The Velvet Underground have reunited—sort of.

The iconic New York-based rock group, which broke up in 1973, has filed suit against the Andy Warhol Foundation for the Visual Arts, the Wall Street Journal reported on Thursday.

According to the report, the band has accused the Warhol Foundation of selling reproduction rights of the artist’s famous illustration of a yellow banana, which served as the cover for the Underground’s most recognizable album, “The Velvet Underground and Nico.”

The lawsuit, filed in a Manhattan federal court on Wednesday, comes after press reports that Apple Inc. had bought licensing rights to the banana image, intent on applying it to special edition iPads and iPods, the Journal reported.

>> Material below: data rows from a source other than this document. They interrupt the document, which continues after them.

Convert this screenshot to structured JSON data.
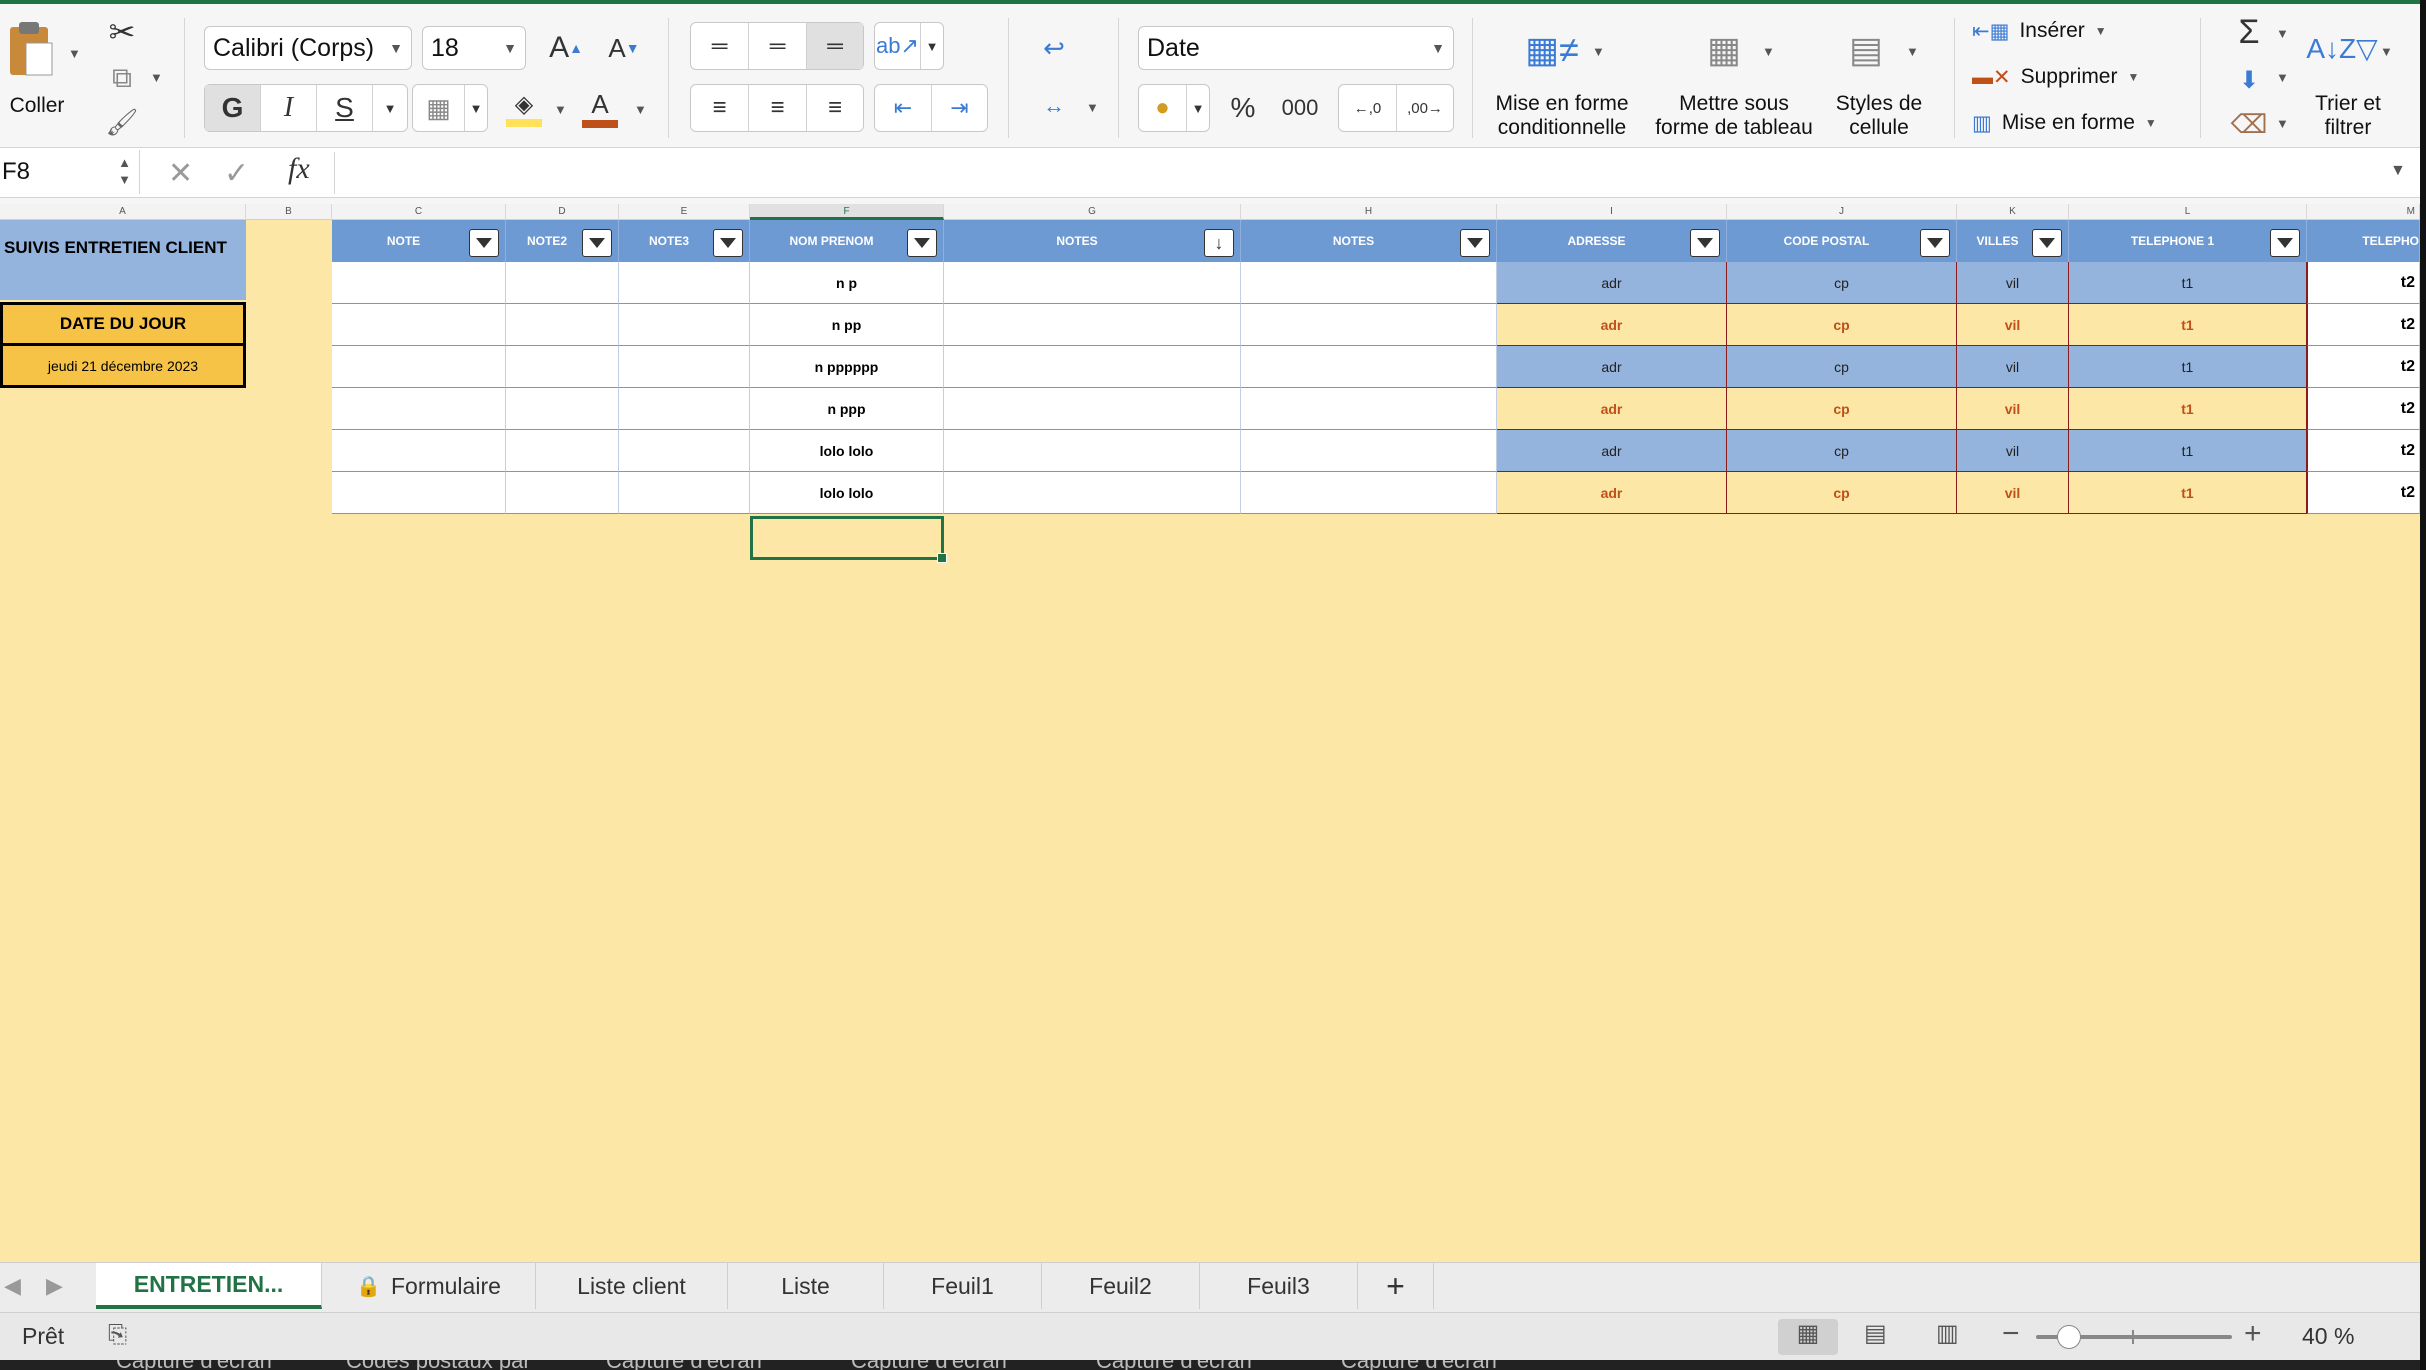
{
  "ribbon": {
    "paste_label": "Coller",
    "font_name": "Calibri (Corps)",
    "font_size": "18",
    "bold": "G",
    "italic": "I",
    "underline": "S",
    "number_format": "Date",
    "percent": "%",
    "thousands": "000",
    "cond_format": [
      "Mise en forme",
      "conditionnelle"
    ],
    "format_table": [
      "Mettre sous",
      "forme de tableau"
    ],
    "cell_styles": [
      "Styles de",
      "cellule"
    ],
    "insert": "Insérer",
    "delete": "Supprimer",
    "format": "Mise en forme",
    "sort_filter": [
      "Trier et",
      "filtrer"
    ]
  },
  "formula_bar": {
    "name_box": "F8",
    "fx": "fx",
    "content": ""
  },
  "columns": [
    "A",
    "B",
    "C",
    "D",
    "E",
    "F",
    "G",
    "H",
    "I",
    "J",
    "K",
    "L",
    "M"
  ],
  "sheet": {
    "title": "SUIVIS ENTRETIEN CLIENT",
    "date_label": "DATE DU JOUR",
    "date_value": "jeudi 21 décembre 2023",
    "headers": [
      "NOTE",
      "NOTE2",
      "NOTE3",
      "NOM PRENOM",
      "NOTES",
      "NOTES",
      "ADRESSE",
      "CODE POSTAL",
      "VILLES",
      "TELEPHONE 1",
      "TELEPHO"
    ],
    "rows": [
      {
        "nom": "n p",
        "adresse": "adr",
        "cp": "cp",
        "ville": "vil",
        "tel1": "t1",
        "tel2": "t2"
      },
      {
        "nom": "n pp",
        "adresse": "adr",
        "cp": "cp",
        "ville": "vil",
        "tel1": "t1",
        "tel2": "t2"
      },
      {
        "nom": "n pppppp",
        "adresse": "adr",
        "cp": "cp",
        "ville": "vil",
        "tel1": "t1",
        "tel2": "t2"
      },
      {
        "nom": "n ppp",
        "adresse": "adr",
        "cp": "cp",
        "ville": "vil",
        "tel1": "t1",
        "tel2": "t2"
      },
      {
        "nom": "lolo lolo",
        "adresse": "adr",
        "cp": "cp",
        "ville": "vil",
        "tel1": "t1",
        "tel2": "t2"
      },
      {
        "nom": "lolo lolo",
        "adresse": "adr",
        "cp": "cp",
        "ville": "vil",
        "tel1": "t1",
        "tel2": "t2"
      }
    ]
  },
  "tabs": [
    "ENTRETIEN...",
    "Formulaire",
    "Liste client",
    "Liste",
    "Feuil1",
    "Feuil2",
    "Feuil3"
  ],
  "status": {
    "ready": "Prêt",
    "zoom": "40 %",
    "zoom_level_percent": 40
  },
  "taskbar": [
    "Capture d'écran",
    "Codes postaux par",
    "Capture d'écran",
    "Capture d'écran",
    "Capture d'écran",
    "Capture d'écran"
  ],
  "colors": {
    "excel_green": "#217346",
    "table_header_blue": "#6e9ad3",
    "band_blue": "#94b3dd",
    "band_gold": "#fde7a6",
    "accent_orange": "#f6c346"
  }
}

Neither the band nor the foundation has a trademark registration for the cover art, according to the news report. The band hopes to use “common law” unregistered trademark laws to assert its ownership of the image by proving that the public more closely associates it with the “Nico” album—and the band in general—than with the foundation, the Journal said.

Beyond its own merchandise, the band has pointed to a 2001 Absolut Vodka ad campaign, which featured the banana with the words “Absolut Underground” beneath it.